Fireflies – Review by Bonnie Goldberg


Fireflies are lightning bugs that produce a cold light color from yellow to green to pale red as part of their mating dance. Fireflies glow and flash,wink and emit patterns of attraction, sending out signals to attract potential suitors. People can act like these beetles when they too see someone of interest for a romantic entanglement. To prove this point, come witness the waltz that Abel Brown enacts as he tries to woo a spark of love juice from Eleanor Bannister. He is going to need jars full of lightning bugs if he is to succeed in his courtship.

Long Wharf Theatre in New Haven is going to be assisting Abel in his pursuits with the charming and sweet world premiere of Matthew Barber’s “Fireflies,” based on a novel by Annette Sanford, until Sunday, November 5. The dance steps between Denis Arndt’s Abel and the reluctant woman he is pursuing, Jane Alexander’s Eleanor, are quaint and sincere and not always on the mark, but Abel has a goal and he is capable of an organized and subtle attack.

Eleanor is a retired school teacher who has settled into a life of uncomplicated concerns in the lazy town of Groverdell, Texas where she has lived her whole life. Picking her figs and making preserves, getting the air conditioning fixed, and clearing off the back porch are about all that occupy her quiet days. The only ripple to date is the constant comments of her next door neighbor Grace, an insistently invading Judith Ivey, who needs to know and comment about Eleanor’s every thought and action. The well meaning Grace now has a new threat to convey: there is a stranger, a drifter, who has been seen in the quiet Texas town and is capable of rape and murder and no end of con man schemes and Eleanor needs to be on her guard.

Of course, that monster in the mists is Abel Brown and he appears in Eleanor’s life as a breathe of change and a distinct risk to her equilibrium. Abel is a handyman and he sees the recent storm has torn a hole in the cottage on her property. Dare she let him fix it? Can he be trusted to enter her kitchen for a drink of lemonade? What of his past indiscretions? If Grace is right, is Eleanor ripe for the picking like her figs?

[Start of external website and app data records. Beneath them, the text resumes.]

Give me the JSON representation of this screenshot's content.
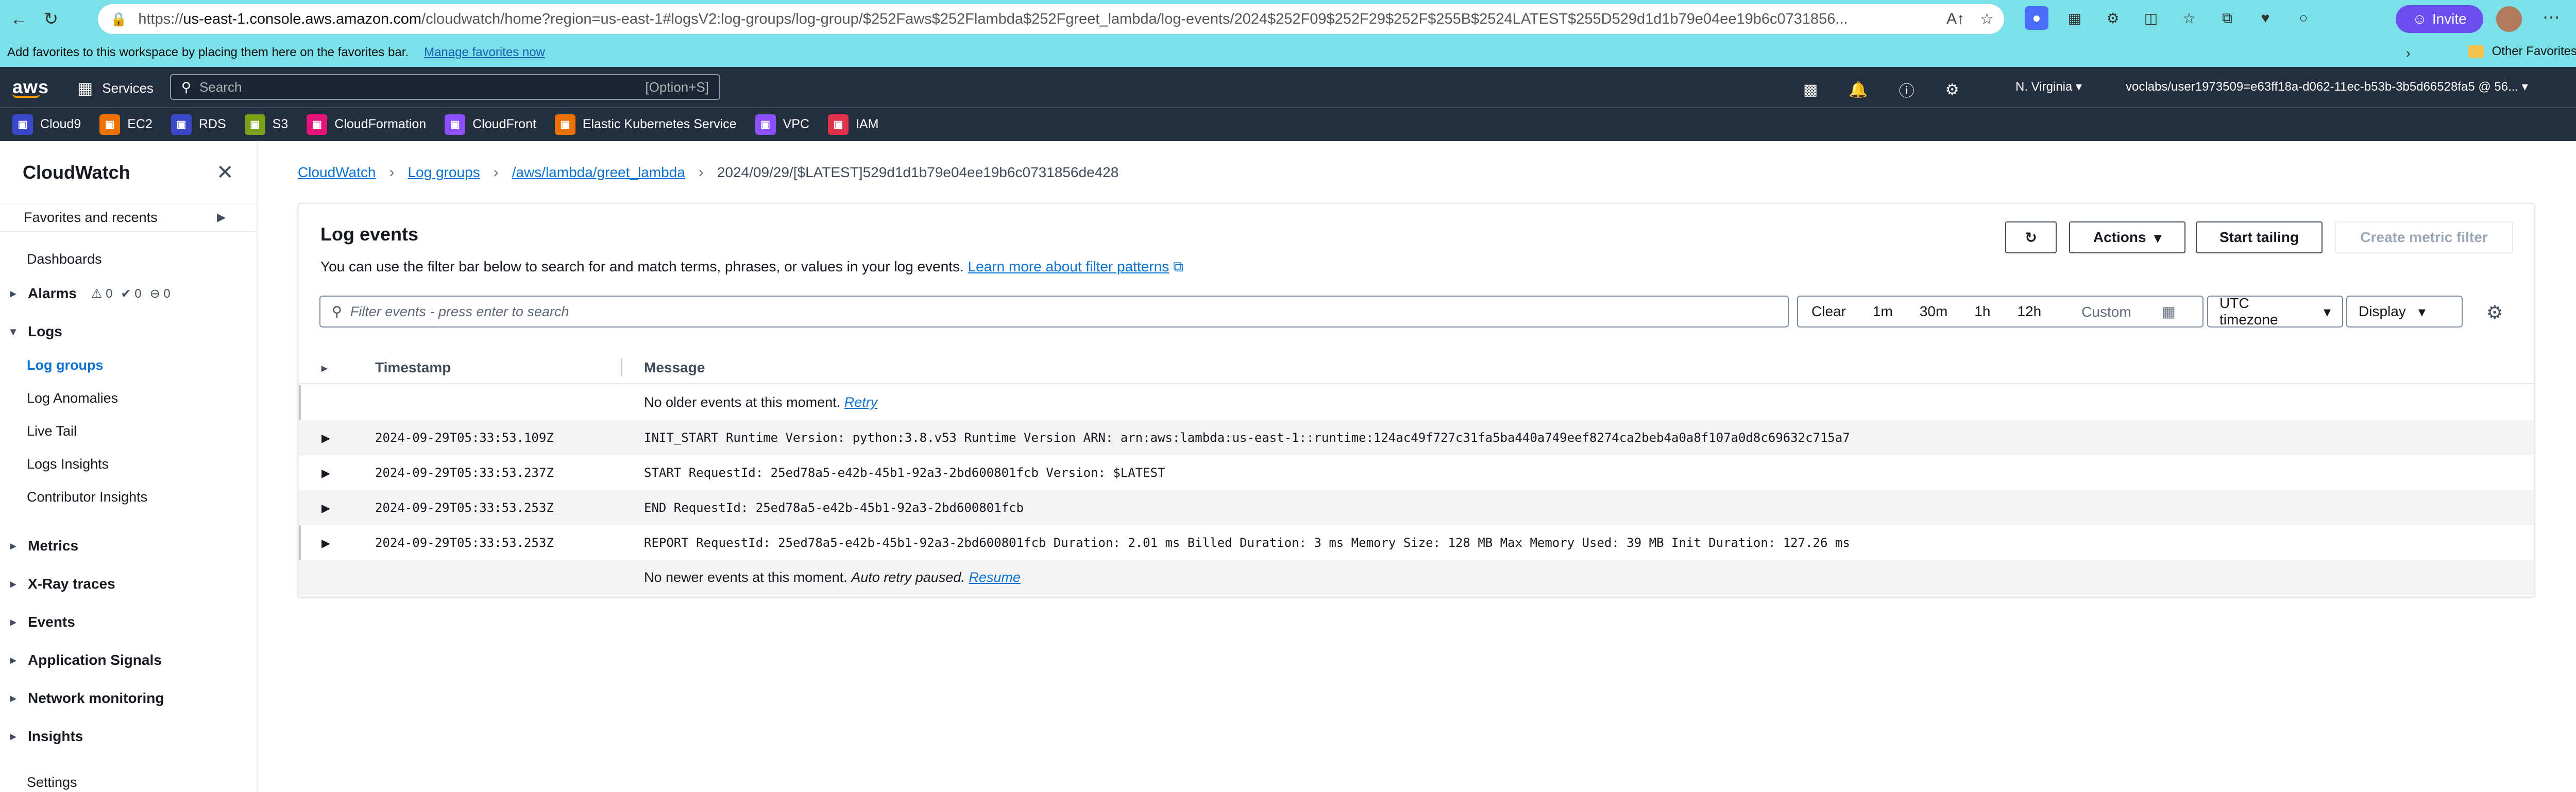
{
  "browser": {
    "url_prefix": "https://",
    "url_host": "us-east-1.console.aws.amazon.com",
    "url_rest": "/cloudwatch/home?region=us-east-1#logsV2:log-groups/log-group/$252Faws$252Flambda$252Fgreet_lambda/log-events/2024$252F09$252F29$252F$255B$2524LATEST$255D529d1d1b79e04ee19b6c0731856...",
    "invite_label": "Invite"
  },
  "favorites_bar": {
    "text": "Add favorites to this workspace by placing them here on the favorites bar.",
    "link": "Manage favorites now",
    "other": "Other Favorites"
  },
  "aws_nav": {
    "logo": "aws",
    "services": "Services",
    "search_placeholder": "Search",
    "search_shortcut": "[Option+S]",
    "region": "N. Virginia",
    "account": "voclabs/user1973509=e63ff18a-d062-11ec-b53b-3b5d66528fa5 @ 56..."
  },
  "service_shortcuts": [
    {
      "label": "Cloud9",
      "color": "#3b48cc"
    },
    {
      "label": "EC2",
      "color": "#ed7100"
    },
    {
      "label": "RDS",
      "color": "#3b48cc"
    },
    {
      "label": "S3",
      "color": "#7aa116"
    },
    {
      "label": "CloudFormation",
      "color": "#e7157b"
    },
    {
      "label": "CloudFront",
      "color": "#8c4fff"
    },
    {
      "label": "Elastic Kubernetes Service",
      "color": "#ed7100"
    },
    {
      "label": "VPC",
      "color": "#8c4fff"
    },
    {
      "label": "IAM",
      "color": "#dd344c"
    }
  ],
  "sidebar": {
    "title": "CloudWatch",
    "favorites": "Favorites and recents",
    "dashboards": "Dashboards",
    "alarms": "Alarms",
    "alarm_counts": [
      "0",
      "0",
      "0"
    ],
    "logs": "Logs",
    "log_items": [
      "Log groups",
      "Log Anomalies",
      "Live Tail",
      "Logs Insights",
      "Contributor Insights"
    ],
    "sections": [
      "Metrics",
      "X-Ray traces",
      "Events",
      "Application Signals",
      "Network monitoring",
      "Insights"
    ],
    "settings": "Settings"
  },
  "breadcrumb": {
    "items": [
      "CloudWatch",
      "Log groups",
      "/aws/lambda/greet_lambda"
    ],
    "current": "2024/09/29/[$LATEST]529d1d1b79e04ee19b6c0731856de428"
  },
  "panel": {
    "title": "Log events",
    "description": "You can use the filter bar below to search for and match terms, phrases, or values in your log events.",
    "learn_more": "Learn more about filter patterns",
    "actions": "Actions",
    "start_tailing": "Start tailing",
    "create_metric_filter": "Create metric filter",
    "filter_placeholder": "Filter events - press enter to search",
    "clear": "Clear",
    "ranges": [
      "1m",
      "30m",
      "1h",
      "12h"
    ],
    "custom": "Custom",
    "timezone": "UTC timezone",
    "display": "Display"
  },
  "table": {
    "col_timestamp": "Timestamp",
    "col_message": "Message",
    "no_older": "No older events at this moment.",
    "retry": "Retry",
    "rows": [
      {
        "ts": "2024-09-29T05:33:53.109Z",
        "msg": "INIT_START Runtime Version: python:3.8.v53 Runtime Version ARN: arn:aws:lambda:us-east-1::runtime:124ac49f727c31fa5ba440a749eef8274ca2beb4a0a8f107a0d8c69632c715a7"
      },
      {
        "ts": "2024-09-29T05:33:53.237Z",
        "msg": "START RequestId: 25ed78a5-e42b-45b1-92a3-2bd600801fcb Version: $LATEST"
      },
      {
        "ts": "2024-09-29T05:33:53.253Z",
        "msg": "END RequestId: 25ed78a5-e42b-45b1-92a3-2bd600801fcb"
      },
      {
        "ts": "2024-09-29T05:33:53.253Z",
        "msg": "REPORT RequestId: 25ed78a5-e42b-45b1-92a3-2bd600801fcb Duration: 2.01 ms Billed Duration: 3 ms Memory Size: 128 MB Max Memory Used: 39 MB Init Duration: 127.26 ms"
      }
    ],
    "no_newer": "No newer events at this moment.",
    "auto_retry": "Auto retry paused.",
    "resume": "Resume"
  }
}
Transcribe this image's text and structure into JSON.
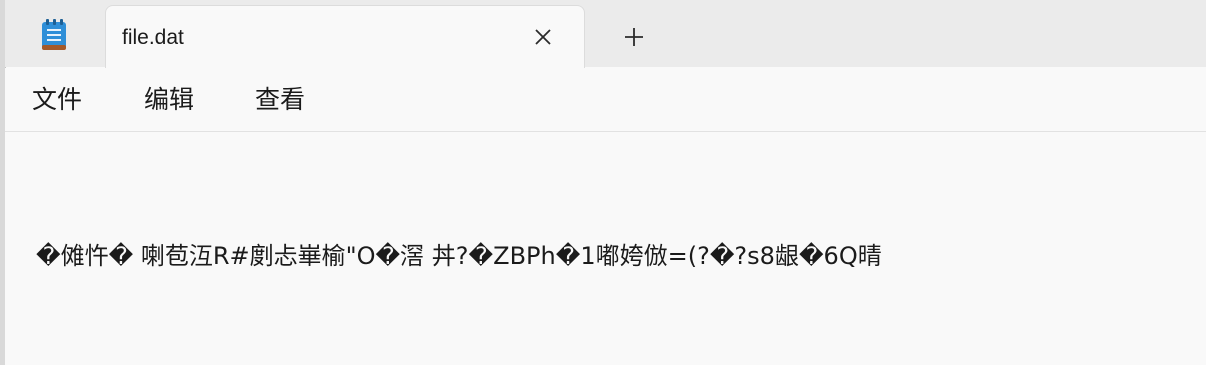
{
  "window": {
    "tab_title": "file.dat",
    "app_icon": "notepad-icon",
    "close_icon": "close-icon",
    "new_tab_icon": "plus-icon"
  },
  "menu": {
    "file": "文件",
    "edit": "编辑",
    "view": "查看"
  },
  "editor": {
    "content": "�傩忤� 喇苞沍R#剫忐崋榆\"O�滘 丼?�ZBPh�1嘟姱倣=(?�?s8龈�6Q晴"
  },
  "colors": {
    "titlebar_bg": "#ebebeb",
    "content_bg": "#f9f9f9",
    "text": "#1b1b1b"
  }
}
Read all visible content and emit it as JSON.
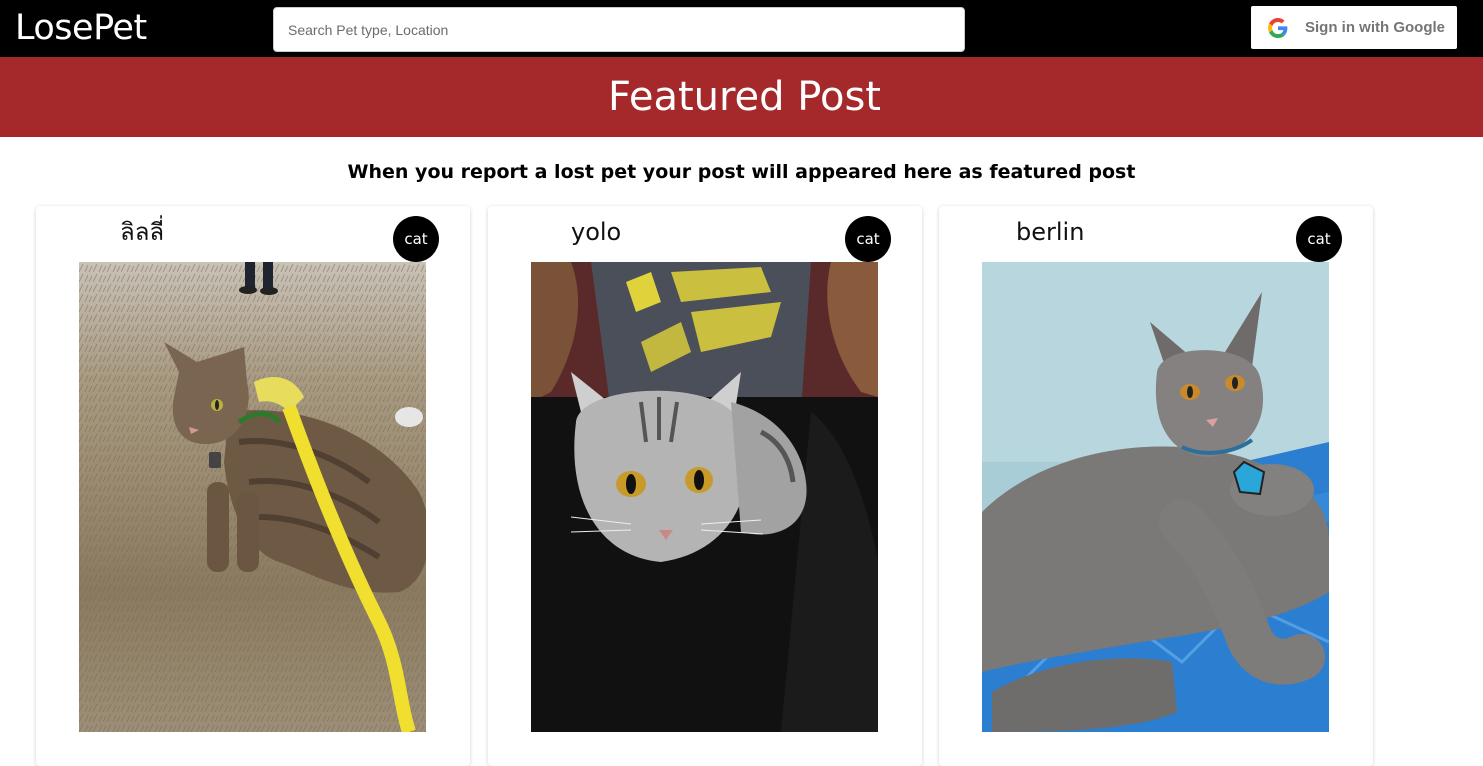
{
  "header": {
    "logo": "LosePet",
    "search_placeholder": "Search Pet type, Location",
    "signin_label": "Sign in with Google",
    "signin_icon": "google-g-icon"
  },
  "banner": {
    "title": "Featured Post"
  },
  "subtitle": "When you report a lost pet your post will appeared here as featured post",
  "posts": [
    {
      "name": "ลิลลี่",
      "type": "cat",
      "photo": "tabby cat with yellow harness on dry grass"
    },
    {
      "name": "yolo",
      "type": "cat",
      "photo": "silver tabby cat on lap"
    },
    {
      "name": "berlin",
      "type": "cat",
      "photo": "grey cat lying on blue mat"
    }
  ],
  "colors": {
    "topbar": "#000000",
    "banner": "#a5282a",
    "badge": "#000000"
  }
}
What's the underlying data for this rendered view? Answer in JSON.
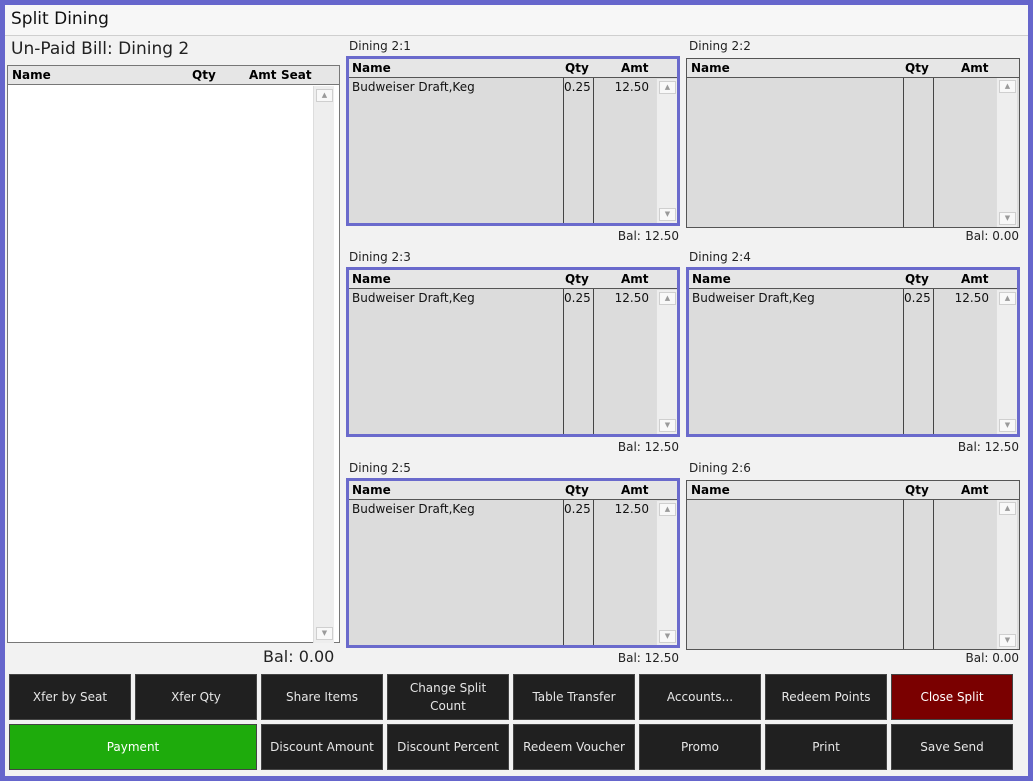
{
  "window": {
    "title": "Split Dining"
  },
  "unpaid": {
    "title": "Un-Paid Bill: Dining 2",
    "columns": {
      "name": "Name",
      "qty": "Qty",
      "amt": "Amt",
      "seat": "Seat"
    },
    "balance": "Bal: 0.00"
  },
  "columns": {
    "name": "Name",
    "qty": "Qty",
    "amt": "Amt"
  },
  "splits": [
    {
      "label": "Dining 2:1",
      "items": [
        {
          "name": "Budweiser Draft,Keg",
          "qty": "0.25",
          "amt": "12.50"
        }
      ],
      "balance": "Bal: 12.50"
    },
    {
      "label": "Dining 2:2",
      "items": [],
      "balance": "Bal: 0.00"
    },
    {
      "label": "Dining 2:3",
      "items": [
        {
          "name": "Budweiser Draft,Keg",
          "qty": "0.25",
          "amt": "12.50"
        }
      ],
      "balance": "Bal: 12.50"
    },
    {
      "label": "Dining 2:4",
      "items": [
        {
          "name": "Budweiser Draft,Keg",
          "qty": "0.25",
          "amt": "12.50"
        }
      ],
      "balance": "Bal: 12.50"
    },
    {
      "label": "Dining 2:5",
      "items": [
        {
          "name": "Budweiser Draft,Keg",
          "qty": "0.25",
          "amt": "12.50"
        }
      ],
      "balance": "Bal: 12.50"
    },
    {
      "label": "Dining 2:6",
      "items": [],
      "balance": "Bal: 0.00"
    }
  ],
  "scroll_icons": {
    "up": "▲",
    "down": "▼"
  },
  "buttons": {
    "xfer_by_seat": "Xfer by Seat",
    "xfer_qty": "Xfer Qty",
    "share_items": "Share Items",
    "change_split_count": "Change Split Count",
    "table_transfer": "Table Transfer",
    "accounts": "Accounts...",
    "redeem_points": "Redeem Points",
    "close_split": "Close Split",
    "payment": "Payment",
    "discount_amount": "Discount Amount",
    "discount_percent": "Discount Percent",
    "redeem_voucher": "Redeem Voucher",
    "promo": "Promo",
    "print": "Print",
    "save_send": "Save Send"
  },
  "colors": {
    "frame": "#6666cc",
    "active_border": "#6a6acc",
    "payment": "#1eab0c",
    "close_split": "#7a0000",
    "button": "#202020"
  }
}
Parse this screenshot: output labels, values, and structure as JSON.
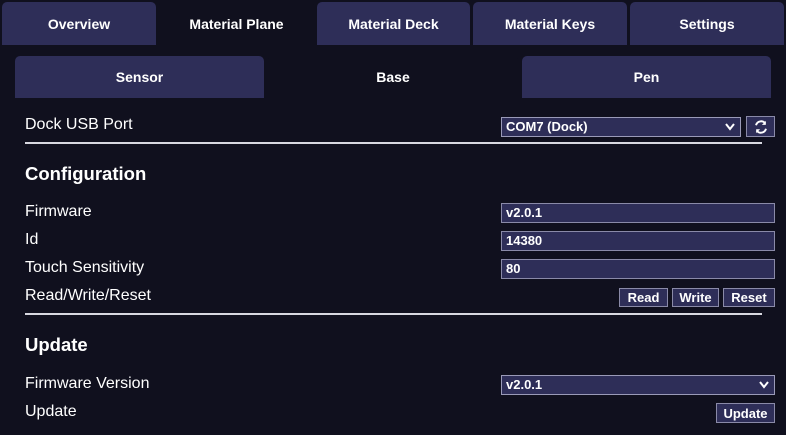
{
  "main_tabs": [
    {
      "label": "Overview"
    },
    {
      "label": "Material Plane"
    },
    {
      "label": "Material Deck"
    },
    {
      "label": "Material Keys"
    },
    {
      "label": "Settings"
    }
  ],
  "sub_tabs": [
    {
      "label": "Sensor"
    },
    {
      "label": "Base"
    },
    {
      "label": "Pen"
    }
  ],
  "dock": {
    "label": "Dock USB Port",
    "selected": "COM7 (Dock)",
    "refresh_icon": "refresh-icon"
  },
  "configuration": {
    "heading": "Configuration",
    "firmware_label": "Firmware",
    "firmware_value": "v2.0.1",
    "id_label": "Id",
    "id_value": "14380",
    "sensitivity_label": "Touch Sensitivity",
    "sensitivity_value": "80",
    "rwr_label": "Read/Write/Reset",
    "read_button": "Read",
    "write_button": "Write",
    "reset_button": "Reset"
  },
  "update": {
    "heading": "Update",
    "version_label": "Firmware Version",
    "version_selected": "v2.0.1",
    "update_label": "Update",
    "update_button": "Update"
  },
  "colors": {
    "background": "#10101e",
    "tab_inactive": "#2e2e58",
    "text": "#ffffff"
  }
}
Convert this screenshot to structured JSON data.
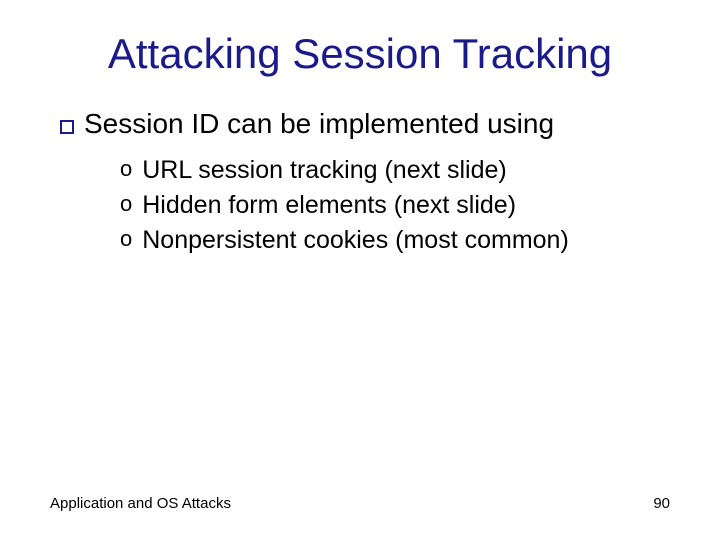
{
  "title": "Attacking Session Tracking",
  "main": {
    "text": "Session ID can be implemented using"
  },
  "subs": {
    "a": "URL session tracking (next slide)",
    "b": "Hidden form elements (next slide)",
    "c": "Nonpersistent cookies (most common)"
  },
  "footer": {
    "left": "Application and OS Attacks",
    "right": "90"
  }
}
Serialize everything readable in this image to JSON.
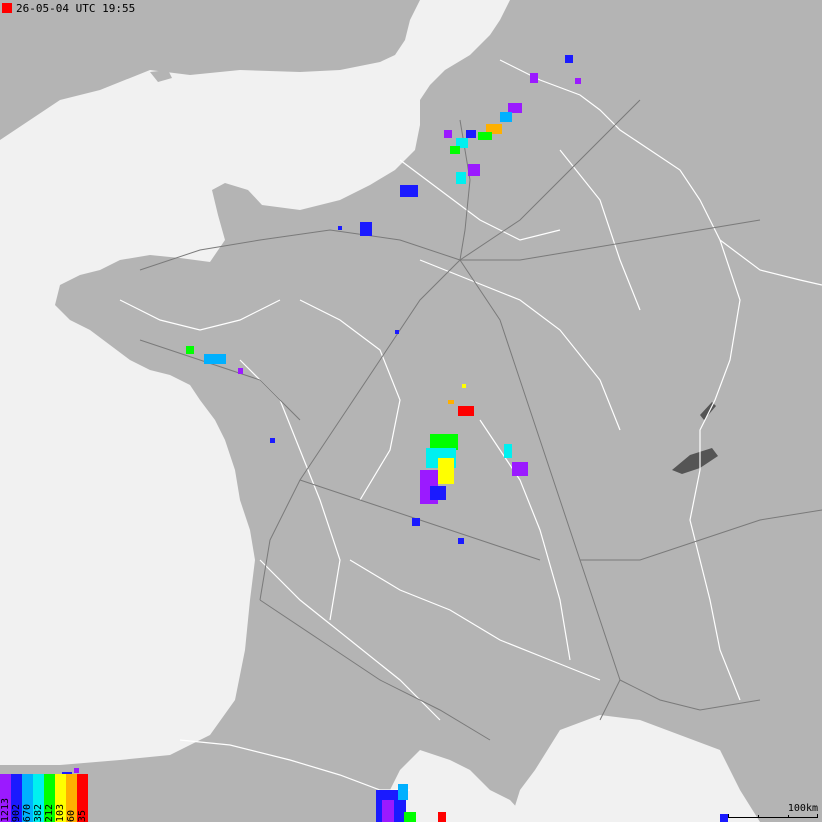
{
  "header": {
    "timestamp": "26-05-04 UTC 19:55"
  },
  "legend": {
    "title_missing": "",
    "classes": [
      {
        "value": "1213",
        "color": "#9b1aff"
      },
      {
        "value": "902",
        "color": "#1a1aff"
      },
      {
        "value": "670",
        "color": "#00b0ff"
      },
      {
        "value": "382",
        "color": "#00f0f0"
      },
      {
        "value": "212",
        "color": "#00ff00"
      },
      {
        "value": "103",
        "color": "#ffff00"
      },
      {
        "value": "60",
        "color": "#ffb000"
      },
      {
        "value": "35",
        "color": "#ff0000"
      }
    ]
  },
  "scale_bar": {
    "label": "100km"
  },
  "map": {
    "sea_color": "#f1f1f1",
    "land_color": "#b4b4b4",
    "land_dark_color": "#8c8c8c",
    "border_color": "#ffffff",
    "road_color": "#6e6e6e"
  }
}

Alexander Dodge has created a homey kitchen set for the waltz of needs that takes place. The supreme acting skills of these cast members is a pure delight to behold. There are even moments of silent invasion when an old pupil Eugene Michael McFarland enters the fray as a policeman called by the self appointed guardian Grace who fears for her neighbor’s well being. Gordon Edelstein directs a simply satisfying foray into these lives and makes us feel all the better for the visitation.

For tickets ($34.50-90.50), call Long Wharf Theatre, 222 Sargent Drive, New Haven at 203-787-4282 or online at Performances are Tuesday at 7 p.m., Wednesday at 2 p.m. and 7 p.m., Thursday at 8 p.m., Friday at 8 p.m., Saturday at 3 p.m. and 8 p.m. and Sunday at 2 p.m.

Come be enchanted by Eleanor as she is poised on a literary cliff, almost ready to jump, if she can be sure she will be able (Abel) to fly.